I felt completely safe when I arrived; no extra questions so nothing’s been flagged. I still have a few more years before these amended returns and delinquent FBARs statutes of limitation will have closed but believe I would have heard back by now if I was in huge trouble because it’s been over eighteen months.
I also suspect that they will focus more on whales abroad than ordinary expats and accidentals because they have limited budgets for enforcement. The tax compliance industry and IRS have gotten into bed to create a climate of uncertainty and fear to get us to voluntarily comply.
I don’t regret that I ‘fell’ for it because I can sleep at night knowing that if I’m audited that I trust my accountant and advisor enough to represent me. I believe they did things correctly and that I shouldn’t owe any more tax.
I also suspect that anyone worth less than $50,000 or even the $200,000 Overseas FATCA threshold (or even a million) will probably not be targeted even If they play ostrich. But of course the stakes are high if that turns out to be incorrect.
I also believe that the U.S. government could target people who are outspokenly defiant which is why I am careful with my words. I am in the ‘comply and warn’ mode. But I am going to take a calculated risk and renounce if I can. If I don’t, I’ll continue to suffer restrictions in my financial planning, expensive annual accounting fees in the thousands and be subject to double taxation.
If I suffer reprisals I’ll at least know that I tried to simplify my life. I’ve concluded it’s all I can do and pray that the U.S. govt will leave me alone so I can continue to live in the UK. The rest is out of my hands…I’ll just have to keep praying for God’s protection.
Regarding ChromeBrowser… and google translate.
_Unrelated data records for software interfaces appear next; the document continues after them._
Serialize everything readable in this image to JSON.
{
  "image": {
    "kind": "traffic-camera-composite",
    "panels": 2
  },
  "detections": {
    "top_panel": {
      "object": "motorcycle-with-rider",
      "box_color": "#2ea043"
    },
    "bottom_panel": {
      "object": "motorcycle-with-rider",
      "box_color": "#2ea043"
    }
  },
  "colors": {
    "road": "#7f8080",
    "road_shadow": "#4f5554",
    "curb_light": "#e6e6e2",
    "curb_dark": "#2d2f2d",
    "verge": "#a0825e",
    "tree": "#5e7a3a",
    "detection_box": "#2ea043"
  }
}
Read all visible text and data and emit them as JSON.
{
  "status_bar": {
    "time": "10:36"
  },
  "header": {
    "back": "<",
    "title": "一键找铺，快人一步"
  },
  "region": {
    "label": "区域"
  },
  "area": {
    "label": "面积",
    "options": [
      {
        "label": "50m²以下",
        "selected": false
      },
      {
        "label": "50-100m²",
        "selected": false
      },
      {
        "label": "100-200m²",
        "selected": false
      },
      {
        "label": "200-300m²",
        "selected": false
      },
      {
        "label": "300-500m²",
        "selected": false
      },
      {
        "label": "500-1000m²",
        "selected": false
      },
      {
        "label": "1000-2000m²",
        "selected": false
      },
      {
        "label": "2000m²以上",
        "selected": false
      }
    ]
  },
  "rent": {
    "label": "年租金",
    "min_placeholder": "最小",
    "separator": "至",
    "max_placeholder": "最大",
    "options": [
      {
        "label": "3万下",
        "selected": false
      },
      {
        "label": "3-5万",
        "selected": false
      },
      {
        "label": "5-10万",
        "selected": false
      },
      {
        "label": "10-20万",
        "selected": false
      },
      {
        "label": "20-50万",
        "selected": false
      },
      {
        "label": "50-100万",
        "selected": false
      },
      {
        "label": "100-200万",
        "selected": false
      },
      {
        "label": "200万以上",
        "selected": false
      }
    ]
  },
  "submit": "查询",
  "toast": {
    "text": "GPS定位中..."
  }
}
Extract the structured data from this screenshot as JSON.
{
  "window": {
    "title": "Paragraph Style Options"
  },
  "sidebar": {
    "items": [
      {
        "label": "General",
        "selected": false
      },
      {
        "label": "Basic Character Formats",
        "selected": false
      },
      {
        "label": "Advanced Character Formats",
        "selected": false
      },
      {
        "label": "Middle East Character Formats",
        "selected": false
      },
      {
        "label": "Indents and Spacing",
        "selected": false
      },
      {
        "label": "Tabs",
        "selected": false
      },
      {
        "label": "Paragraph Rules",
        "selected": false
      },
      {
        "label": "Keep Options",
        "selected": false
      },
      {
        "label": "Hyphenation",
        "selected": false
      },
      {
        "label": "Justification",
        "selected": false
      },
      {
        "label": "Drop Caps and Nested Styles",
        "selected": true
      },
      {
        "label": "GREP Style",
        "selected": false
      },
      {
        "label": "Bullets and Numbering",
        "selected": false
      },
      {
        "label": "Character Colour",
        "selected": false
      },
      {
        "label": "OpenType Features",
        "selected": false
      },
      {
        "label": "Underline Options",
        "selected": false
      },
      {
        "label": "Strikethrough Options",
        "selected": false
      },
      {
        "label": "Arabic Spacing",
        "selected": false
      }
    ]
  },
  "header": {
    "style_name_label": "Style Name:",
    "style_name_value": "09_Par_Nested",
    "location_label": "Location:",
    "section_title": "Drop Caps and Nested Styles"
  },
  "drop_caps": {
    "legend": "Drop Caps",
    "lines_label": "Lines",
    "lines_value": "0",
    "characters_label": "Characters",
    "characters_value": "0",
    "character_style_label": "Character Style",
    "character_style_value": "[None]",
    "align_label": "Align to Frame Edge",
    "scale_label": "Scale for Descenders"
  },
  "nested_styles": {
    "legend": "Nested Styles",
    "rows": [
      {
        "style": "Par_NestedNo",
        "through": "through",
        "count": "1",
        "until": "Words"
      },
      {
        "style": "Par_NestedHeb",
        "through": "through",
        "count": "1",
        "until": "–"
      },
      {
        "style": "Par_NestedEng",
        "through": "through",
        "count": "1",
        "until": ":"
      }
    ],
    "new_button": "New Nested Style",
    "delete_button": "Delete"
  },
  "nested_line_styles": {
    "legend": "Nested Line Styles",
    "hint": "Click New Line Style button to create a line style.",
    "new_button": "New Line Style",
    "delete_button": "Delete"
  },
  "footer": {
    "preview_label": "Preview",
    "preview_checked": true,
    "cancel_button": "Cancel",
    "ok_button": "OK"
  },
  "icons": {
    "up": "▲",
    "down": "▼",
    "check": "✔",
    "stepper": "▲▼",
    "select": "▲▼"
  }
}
You can add a Chrome extension that automatically detects the language, and suggests a translation for you without doing anything extra… That is what I use.